Mountain Pointe receiver Dominique Davis has studied, and in some cases idolized, greats who play his position since he was 7. It has paid off. The rangy and speedy junior is emerging as the Pride’s big-play threat with a 26.7-yard average and five touchdowns in four games. Cheryl Haselhorst Tribune Staff
Eric Newman, Tribune Staff Writer | 9.20.18
Running pass routes at a park near his house since he was 7, Dominique Davis has been preparing himself.
To this day, the Mountain Pointe High junior receiver imagines himself as some of his favorite football players, particularly Houston Texans star DeAndre Hopkins.
Davis tries to emulate their production, but he knows his best chance to join their ranks is to run his own route.
He’s doing it. Davis, a 6-foot-2 junior, has burst upon the scene as the Pride’s big-play receiver, with 20 catches for 533 yards, five touchdowns and a whopping 26.7-yard average in the opening four games.
“From high school all the way to the pros, I love watching film of receivers,” Davis said. “I mimic them, really. If there’s moves I see, I’ll try to use them, but I really do want to be my own player.”
His production is even more eye popping given that he’s done it in an offense that focuses primarily on the rush.
Senior quarterback Nick Wallerstedt lit up at the mention of his top target, whom he said makes his job much easier when a pass-play is called.
“I know he’s a mismatch one-on-one against just about any corner he goes up against. I can just put it up there anywhere near him and I have faith that he’s got it and going to run the right route,” Wallerstedt said.
Because the Pride are so efficient at running, with several talented running backs carrying the ball behind a stout offensive line, opposing defenses often bring additional players into the box. This leaves Davis and the other Mountain Pointe receivers one-on-one, in prime position to make big gains off play action.
In Sept. 14’s 55-20 victory over Hamilton, Davis took a screen pass 80 yards for a touchdown against a defense sucked in to halt the Pride’s run. Senior offensive lineman Alex Vogel said those plays are crucial to balancing the offense.
“That’s what we had last year with the power running offense, that guy who can get open on a long pass play for a touchdown to keep the defense off us a little bit and not just crashing the run all the time.
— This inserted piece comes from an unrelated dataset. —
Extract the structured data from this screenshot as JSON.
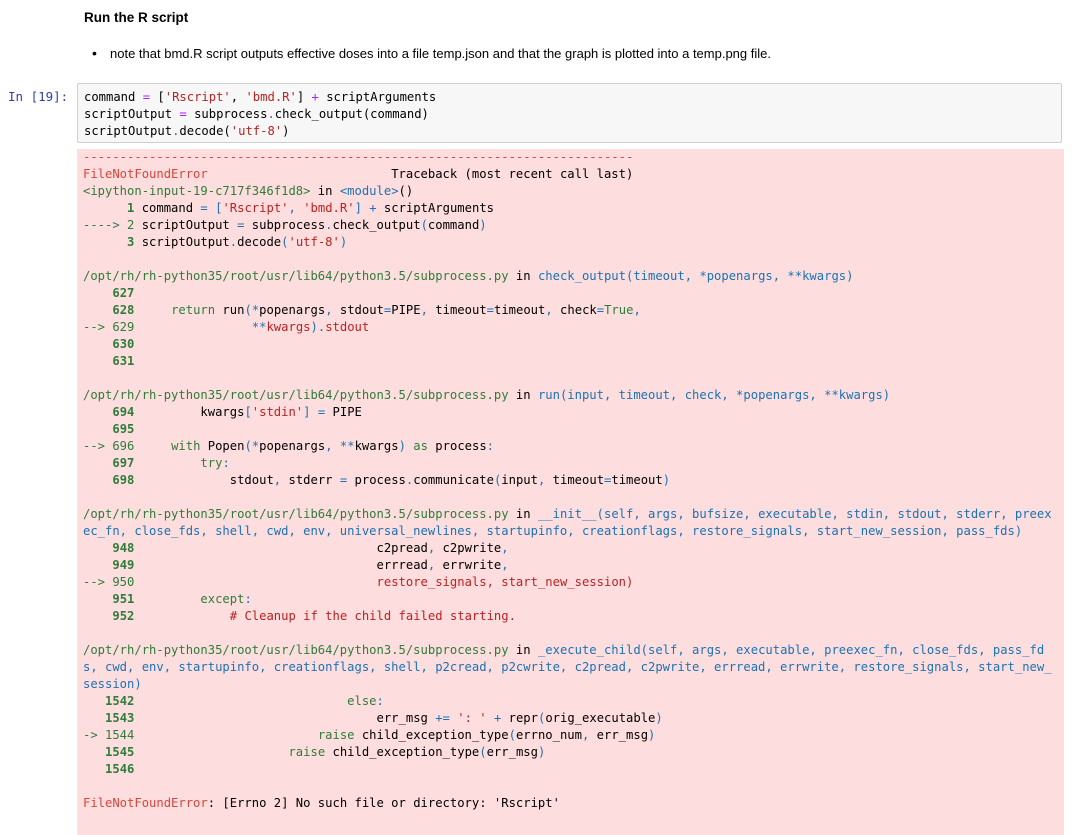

So hopefully he can keep doing that,” Vogel said.
Paying attention to the “little details” on each practice and game snap, Davis will walk to the sideline after a drive to review shoulder and hand positioning, or just ask advice on how to tighten up his routes.
The coaches have taken notice. A constant voice in Davis’ ear is Pride coach Rich Wellbrock, one of his biggest supporters. Mountain Pointe’s staff regularly calls plays designed for Davis to simply streak down the sideline and grab the ball over defenders in jump balls.
Wellbrock said Davis has plenty of room to improve, though.
“He’s special, but we’ve got to get him to elite status,” Wellbrock said. “That’s being there and being that threat every play, to where defenses have to pay extra attention to what he’s doing.”
While the Pride offense boasts plenty of talented players, there aren’t that many that say much in the huddle or off the field.
Davis, hearing his coach implore the juniors to make their voices heard in the locker room, has taken a more-active role in pushing for improvement, not only in his own game, but also in those of teammates.
“I try to be a vocal leader, and I talk a lot off the field, encouraging guys and stuff like that,” Davis said. “But on the field, it’s really just trying to lead with how I play and prepare.
“I’m definitely getting better at that, though.”
Davis and the Pride will be tested Friday in a home contest against 4-1 Queen Creek. It will be both teams’ first 6A Central Section game